The achievement gap between students of color and their white counterparts in Dane County has been an area of concern for the past several years. In addition to what the Madison School District is doing to try and eliminate the gap, a local grassroots organization is hoping to reduce the achievement gap before kids start kindergarten.
Harold Rayford, pastor of The Faith Place Church in Sun Prairie and President of the African American Council of Churches, will launch the 1800 Days initiative on Tuesday, March 29, at 6 p.m. at the Central Madison Public Library.
1800 Days is a nonprofit organization focusing on a child’s first five years of life where significant intellectual development takes place, said Rayford. The emphasis will be on early childhood development so children can be academically and intellectually equipped to start kindergarten and stay on track once in school.
Rayford said the idea came about after he volunteered as an assistant librarian in a local middle school for about four years. He said he initially began the role to help teachers interact with minority students, but over time he realized the achievement gap was an issue that needed participation from everyone in the community, including minority groups.
“I started to recognize the students in the school as my children and children that go to my church. So I started talking to other pastors and we all wanted to eliminate the achievement gap, and I talked to other groups too. But no one could really figure out how to go about it and where to start,” Rayford said.
“When you consider the first five years of life you know those are the most important years of a child’s development. Their intellectual development happens at a greater rate between the ages of one to five.”
Rayford said he chose to call the project 1800 Days because viewing the work in terms of days rather than years is more pressing. He said the initiative hopes to make “every single day count.”
Prior to his work in the schools, Rayford thought the achievement gap started in kindergarten and grew worse over time. But according to his observations he now believes it begins much earlier than that.
“The gap starts day one of life and it’s not identified in many cases until day one of kindergarten. We want to start by eliminating the achievement gap for the children before they get there so they won’t begin at a disadvantage.
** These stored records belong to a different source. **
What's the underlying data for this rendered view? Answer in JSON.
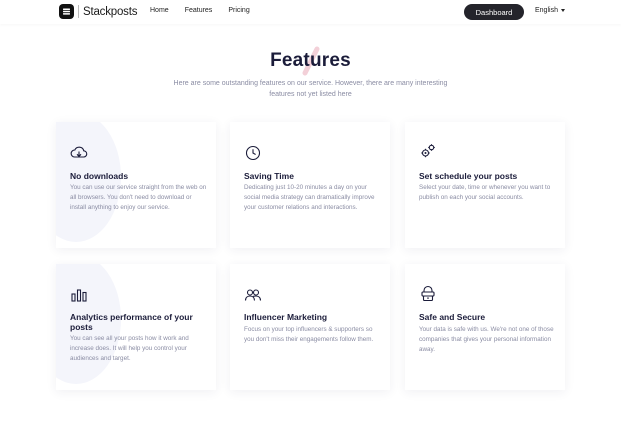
{
  "header": {
    "brand": "Stackposts",
    "nav": [
      "Home",
      "Features",
      "Pricing"
    ],
    "dashboard_label": "Dashboard",
    "language": "English"
  },
  "hero": {
    "title": "Features",
    "subtitle": "Here are some outstanding features on our service. However, there are many interesting features not yet listed here"
  },
  "features": [
    {
      "icon": "download-cloud-icon",
      "title": "No downloads",
      "text": "You can use our service straight from the web on all browsers. You don't need to download or install anything to enjoy our service."
    },
    {
      "icon": "clock-icon",
      "title": "Saving Time",
      "text": "Dedicating just 10-20 minutes a day on your social media strategy can dramatically improve your customer relations and interactions."
    },
    {
      "icon": "gears-icon",
      "title": "Set schedule your posts",
      "text": "Select your date, time or whenever you want to publish on each your social accounts."
    },
    {
      "icon": "bar-chart-icon",
      "title": "Analytics performance of your posts",
      "text": "You can see all your posts how it work and increase does. It will help you control your audiences and target."
    },
    {
      "icon": "users-icon",
      "title": "Influencer Marketing",
      "text": "Focus on your top influencers & supporters so you don't miss their engagements follow them."
    },
    {
      "icon": "secure-lock-icon",
      "title": "Safe and Secure",
      "text": "Your data is safe with us. We're not one of those companies that gives your personal information away."
    }
  ]
}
It’s really difficult to make up for lost time,” he said.
Rayford said all the African-American churches in Dane County have agreed to partner with 1800 Days, in addition to community centers, United Way and several libraries. He also said all the school districts in Dane County, including Madison, have agreed to work with Rayford on the initiative.
Rayford said he hopes to pass out 20,000 brochures on 1800 Days in the next few weeks.
On the 1800 Days website, a guide is available for parents to download that will help them track the growth and development of their children. Rayford and his team created a document with benchmarks children should reach from birth to age five.
1800 Days will encourage parents to use community resources such as libraries for their children, and mentor parents on how to raise their kids and make sure they have the guidance they need.
“It can be done; we have great teachers and resources. We have to identify the problem and attack it and that’s what 1800 days will do,” Rayford said.